With 12 L555 BigY test results available by mid-2015 several features were becoming clear:

- the age of the Border Irwin “starburst” as c.AD1330;

- the duration of the “bottleneck” that includes L555 as 3,000 years, a remarkably long time;

- the age of L21 as 4050bp (before present).

5.  The L555 SNP Pack (or Panel) test

FTDNA launched their SNP Pack tests in 2015.  They combine about 100 SNPs that have been identified as being relevant to a selected part of the halpotree on the basis of BigY findings.  Each SNP included is given a simple binary, i.e. yes/no test. 

The L555 Pack was designed from the findings of 12 L555 BigY tests.  It includes 86 SNPs that have been identified as being contemporary with or downstream of L555.  At $119 this works out at about $1.40 per SNP.  The Pack test is thus much cheaper than a BigY test and, per SNP, also much cheaper than a single SNP test.  And although Pack tests cannot identify “new” SNPs, an unexpected bonus is that they can, from negative results, detect the presence of hitherto unknown SNPs and show eon the haplotree that these unknown SNPs occur. However it does not discover new SNPs, or identify private SNPs unique to each tester.  W have also now learnt that the 86 SNPs it tests for donot prevode a comprehensive ppiture of the L555 haplotree.  For this reason I now recommend the BigY700 test for those who can afford its price. 

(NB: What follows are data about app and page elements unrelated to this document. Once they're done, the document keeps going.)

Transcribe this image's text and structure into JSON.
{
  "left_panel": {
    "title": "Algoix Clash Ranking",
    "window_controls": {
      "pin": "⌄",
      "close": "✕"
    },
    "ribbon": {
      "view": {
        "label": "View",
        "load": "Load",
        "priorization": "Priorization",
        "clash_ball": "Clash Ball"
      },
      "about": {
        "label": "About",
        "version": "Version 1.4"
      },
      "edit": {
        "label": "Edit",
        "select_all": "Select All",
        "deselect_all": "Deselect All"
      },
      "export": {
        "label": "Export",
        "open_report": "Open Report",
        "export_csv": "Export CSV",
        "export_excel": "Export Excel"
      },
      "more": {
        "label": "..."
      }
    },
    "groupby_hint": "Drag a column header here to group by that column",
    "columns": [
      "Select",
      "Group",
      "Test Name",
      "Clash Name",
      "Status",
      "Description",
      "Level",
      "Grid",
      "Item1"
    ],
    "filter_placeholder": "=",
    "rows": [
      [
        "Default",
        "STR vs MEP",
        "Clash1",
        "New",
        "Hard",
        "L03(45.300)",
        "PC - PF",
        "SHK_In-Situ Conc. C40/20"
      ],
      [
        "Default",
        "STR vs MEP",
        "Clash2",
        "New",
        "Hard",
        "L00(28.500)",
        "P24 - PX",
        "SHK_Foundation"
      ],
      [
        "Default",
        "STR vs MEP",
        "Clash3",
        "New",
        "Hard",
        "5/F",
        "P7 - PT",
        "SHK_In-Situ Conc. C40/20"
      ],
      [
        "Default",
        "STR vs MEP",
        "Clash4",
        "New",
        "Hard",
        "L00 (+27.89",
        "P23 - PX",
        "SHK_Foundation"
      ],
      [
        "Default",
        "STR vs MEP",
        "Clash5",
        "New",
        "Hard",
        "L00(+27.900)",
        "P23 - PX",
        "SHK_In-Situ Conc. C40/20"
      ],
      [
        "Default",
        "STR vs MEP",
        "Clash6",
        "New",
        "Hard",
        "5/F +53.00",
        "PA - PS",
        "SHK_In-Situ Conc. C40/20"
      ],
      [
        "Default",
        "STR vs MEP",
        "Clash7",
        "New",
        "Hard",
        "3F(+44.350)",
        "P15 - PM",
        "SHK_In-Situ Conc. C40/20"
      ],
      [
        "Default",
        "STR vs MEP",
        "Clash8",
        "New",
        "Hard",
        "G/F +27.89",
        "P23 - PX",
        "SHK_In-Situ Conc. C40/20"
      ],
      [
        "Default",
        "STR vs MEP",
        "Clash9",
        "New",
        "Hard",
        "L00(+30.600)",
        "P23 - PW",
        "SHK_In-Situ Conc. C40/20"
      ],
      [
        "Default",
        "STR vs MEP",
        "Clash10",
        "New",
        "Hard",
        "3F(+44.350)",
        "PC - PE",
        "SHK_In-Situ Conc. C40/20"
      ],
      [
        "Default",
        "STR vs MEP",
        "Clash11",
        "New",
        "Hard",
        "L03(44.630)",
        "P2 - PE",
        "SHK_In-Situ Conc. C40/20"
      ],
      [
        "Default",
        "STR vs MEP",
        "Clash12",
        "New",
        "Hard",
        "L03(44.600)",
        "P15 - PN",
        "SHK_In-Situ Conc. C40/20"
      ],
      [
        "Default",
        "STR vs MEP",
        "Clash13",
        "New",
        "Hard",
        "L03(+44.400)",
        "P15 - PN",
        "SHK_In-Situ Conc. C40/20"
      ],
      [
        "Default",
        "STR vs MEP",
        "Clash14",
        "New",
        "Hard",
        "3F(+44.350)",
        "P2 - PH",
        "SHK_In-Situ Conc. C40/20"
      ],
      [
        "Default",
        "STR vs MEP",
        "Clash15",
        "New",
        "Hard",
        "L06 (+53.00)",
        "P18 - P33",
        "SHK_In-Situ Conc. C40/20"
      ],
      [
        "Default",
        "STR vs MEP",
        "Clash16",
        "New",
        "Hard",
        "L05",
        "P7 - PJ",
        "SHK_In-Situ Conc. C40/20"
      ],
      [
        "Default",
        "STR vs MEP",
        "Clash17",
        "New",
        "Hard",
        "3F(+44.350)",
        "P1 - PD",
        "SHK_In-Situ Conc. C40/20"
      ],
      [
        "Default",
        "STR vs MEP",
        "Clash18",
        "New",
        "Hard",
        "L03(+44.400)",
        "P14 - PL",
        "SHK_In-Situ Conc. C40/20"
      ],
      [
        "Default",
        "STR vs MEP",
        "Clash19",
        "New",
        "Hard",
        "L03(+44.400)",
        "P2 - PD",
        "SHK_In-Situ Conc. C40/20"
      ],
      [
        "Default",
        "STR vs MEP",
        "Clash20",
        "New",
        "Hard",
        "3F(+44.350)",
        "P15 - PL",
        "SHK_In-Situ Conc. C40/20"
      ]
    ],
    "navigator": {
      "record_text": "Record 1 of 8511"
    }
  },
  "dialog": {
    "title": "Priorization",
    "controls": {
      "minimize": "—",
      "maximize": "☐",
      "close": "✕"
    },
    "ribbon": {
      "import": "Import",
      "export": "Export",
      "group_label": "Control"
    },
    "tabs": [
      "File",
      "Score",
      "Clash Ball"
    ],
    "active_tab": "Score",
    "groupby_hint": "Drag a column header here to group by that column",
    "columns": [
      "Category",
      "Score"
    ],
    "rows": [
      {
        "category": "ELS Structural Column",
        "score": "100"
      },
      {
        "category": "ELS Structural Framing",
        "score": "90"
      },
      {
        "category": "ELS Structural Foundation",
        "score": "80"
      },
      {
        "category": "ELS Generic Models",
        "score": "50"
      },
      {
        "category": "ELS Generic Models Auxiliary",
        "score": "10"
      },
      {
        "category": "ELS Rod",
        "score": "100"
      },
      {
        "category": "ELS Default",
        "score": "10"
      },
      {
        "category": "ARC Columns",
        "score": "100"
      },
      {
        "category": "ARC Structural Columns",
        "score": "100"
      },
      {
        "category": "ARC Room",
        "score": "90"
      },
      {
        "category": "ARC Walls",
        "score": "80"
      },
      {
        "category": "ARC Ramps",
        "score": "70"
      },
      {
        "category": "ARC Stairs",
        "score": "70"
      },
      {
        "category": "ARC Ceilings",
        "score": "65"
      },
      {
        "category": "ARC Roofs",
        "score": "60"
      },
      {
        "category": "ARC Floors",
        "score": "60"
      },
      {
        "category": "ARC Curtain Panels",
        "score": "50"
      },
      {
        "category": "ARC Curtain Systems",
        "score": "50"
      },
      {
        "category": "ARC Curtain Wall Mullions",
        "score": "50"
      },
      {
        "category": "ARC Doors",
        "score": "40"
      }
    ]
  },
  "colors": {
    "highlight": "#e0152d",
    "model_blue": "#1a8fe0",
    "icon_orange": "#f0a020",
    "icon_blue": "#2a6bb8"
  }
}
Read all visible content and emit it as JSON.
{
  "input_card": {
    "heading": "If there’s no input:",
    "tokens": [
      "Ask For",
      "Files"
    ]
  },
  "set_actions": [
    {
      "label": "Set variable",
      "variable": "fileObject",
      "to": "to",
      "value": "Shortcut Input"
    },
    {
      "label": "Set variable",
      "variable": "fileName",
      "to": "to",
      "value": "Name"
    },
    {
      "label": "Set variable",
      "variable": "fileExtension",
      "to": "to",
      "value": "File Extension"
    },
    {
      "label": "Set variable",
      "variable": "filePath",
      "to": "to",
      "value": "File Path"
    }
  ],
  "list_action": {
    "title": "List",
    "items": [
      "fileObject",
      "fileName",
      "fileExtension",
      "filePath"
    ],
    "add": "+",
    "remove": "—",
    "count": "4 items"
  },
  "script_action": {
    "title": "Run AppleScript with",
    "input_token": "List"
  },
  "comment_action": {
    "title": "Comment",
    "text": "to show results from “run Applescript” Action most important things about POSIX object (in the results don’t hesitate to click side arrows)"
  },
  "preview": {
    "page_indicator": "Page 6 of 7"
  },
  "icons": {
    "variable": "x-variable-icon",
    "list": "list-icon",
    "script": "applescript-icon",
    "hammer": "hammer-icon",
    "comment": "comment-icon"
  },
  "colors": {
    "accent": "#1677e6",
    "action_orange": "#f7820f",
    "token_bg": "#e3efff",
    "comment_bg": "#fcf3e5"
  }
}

I issued analyses of our L555 Pack test results in May and September 2016 for our BigY and L555 Pack testees, but apart from demonstrating how the SNPs within the Pack were selected and how the test results make up the L555 haplotree, but the improved FTDNA haplotree made these analyses redundant.  

During 2024 FTDNA discontinued offering single SNP and SNP Pack tests.  However YSeq continue to offer similar products. 

The following websites give additional background information: